|From:||Todd Montgomery <tmont@****.WVU.WVNET.EDU>|
|Subject:||Combat Rules Anyone?|
|Date:||Mon, 1 Feb 93 05:08:19 CET|
The FAQ looks good also, No complaintes from this end.
Now, on to some ideas.
Your talking about working with vehicles from the ground-up and that
looks good. I can atest to that form of design because I am involved
with a project at my school in designing a HEV (Hybrid Electric
Vehicle) for a competition in June at FORD in Dearborne , Michagon.
Mechanics aren't my field, Computers are. But I have worked on cars
for about 10 years. The ground-up approach I think you are trying to
use is good. Design the frame, then the engine, put the interior
together, pop on the shell, and your done. Not usually that simple but
it seems to work. You have been discussing chassis's. OK, I also see
you have concentarted a lot on car chassis. I sort of think the cars
should be separate from the planes, drones, watercraft, and etc. These
chassis's seem to be just too diverse and have a huge difference in
game stats. But If you divide the chassis's too much then you may have
just too much to work with effectively. I think we want something
kind of simple and vehicle universal. Is that correct?
On the subject of rules changes. Like I posted last week. I think the
current rules for vehicle combat for SR just don't make the rigger
very attractive to play. If the system would allow for vehicle actions
like driving, then combat would flow better with vehicles and riggers
especially would benefit. This would allow the rigger to be in with

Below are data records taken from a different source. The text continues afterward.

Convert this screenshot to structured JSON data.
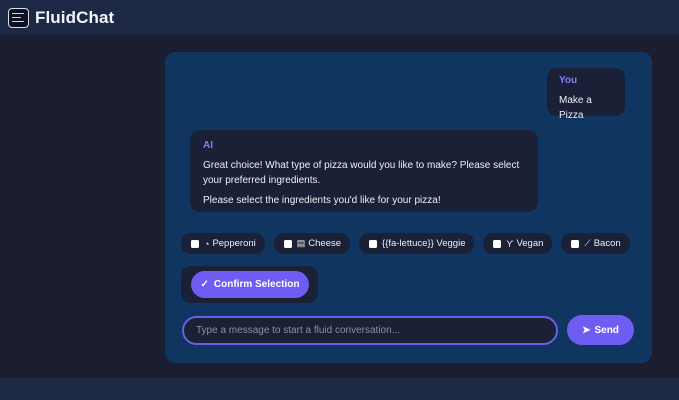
{
  "app": {
    "brand": "FluidChat",
    "logo_icon": "chat-screen-icon"
  },
  "chat": {
    "user_message": {
      "sender": "You",
      "text": "Make a Pizza"
    },
    "ai_message": {
      "sender": "AI",
      "lines": [
        "Great choice! What type of pizza would you like to make? Please select your preferred ingredients.",
        "Please select the ingredients you'd like for your pizza!"
      ]
    }
  },
  "options": [
    {
      "label": "Pepperoni",
      "icon": "pizza-slice-icon",
      "glyph": "◔",
      "checked": false
    },
    {
      "label": "Cheese",
      "icon": "cheese-icon",
      "glyph": "▤",
      "checked": false
    },
    {
      "label": "{{fa-lettuce}} Veggie",
      "icon": "",
      "glyph": "",
      "checked": false
    },
    {
      "label": "Vegan",
      "icon": "seedling-icon",
      "glyph": "ϒ",
      "checked": false
    },
    {
      "label": "Bacon",
      "icon": "bacon-icon",
      "glyph": "⟋",
      "checked": false
    }
  ],
  "confirm": {
    "label": "Confirm Selection",
    "icon": "check-icon",
    "glyph": "✓"
  },
  "composer": {
    "placeholder": "Type a message to start a fluid conversation...",
    "value": "",
    "send_label": "Send",
    "send_icon": "paper-plane-icon",
    "send_glyph": "➤"
  },
  "colors": {
    "background": "#1b1e31",
    "topbar": "#1d2844",
    "panel": "#0f3560",
    "bubble": "#1a2036",
    "accent": "#6f5cf2",
    "sender_label": "#8c7cf6"
  }
}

the team on chases and not just driving the getaway car. The rigger
could use his head to figure out how to loose a "tail" and not just
rely on dice and skill and the GM to think of some clever description.
I really think this could work well. The idea really wouldn't change
much from regular combat. Just make driving like moving in combat, but
with manuevers taking up actions. The idea kind of came to me from
looking at the DMZ rules (dusted off from the closet clutter). DMZ had
cycle combat integrated into regular combat.
"It is not man who is the enemy of the human species. It is the
irrational; it is the spiritual when it is divorced from the material;
from the lesson in one beating heart or one bleeding vein."
"The Queen of the Damned" - Anne Rice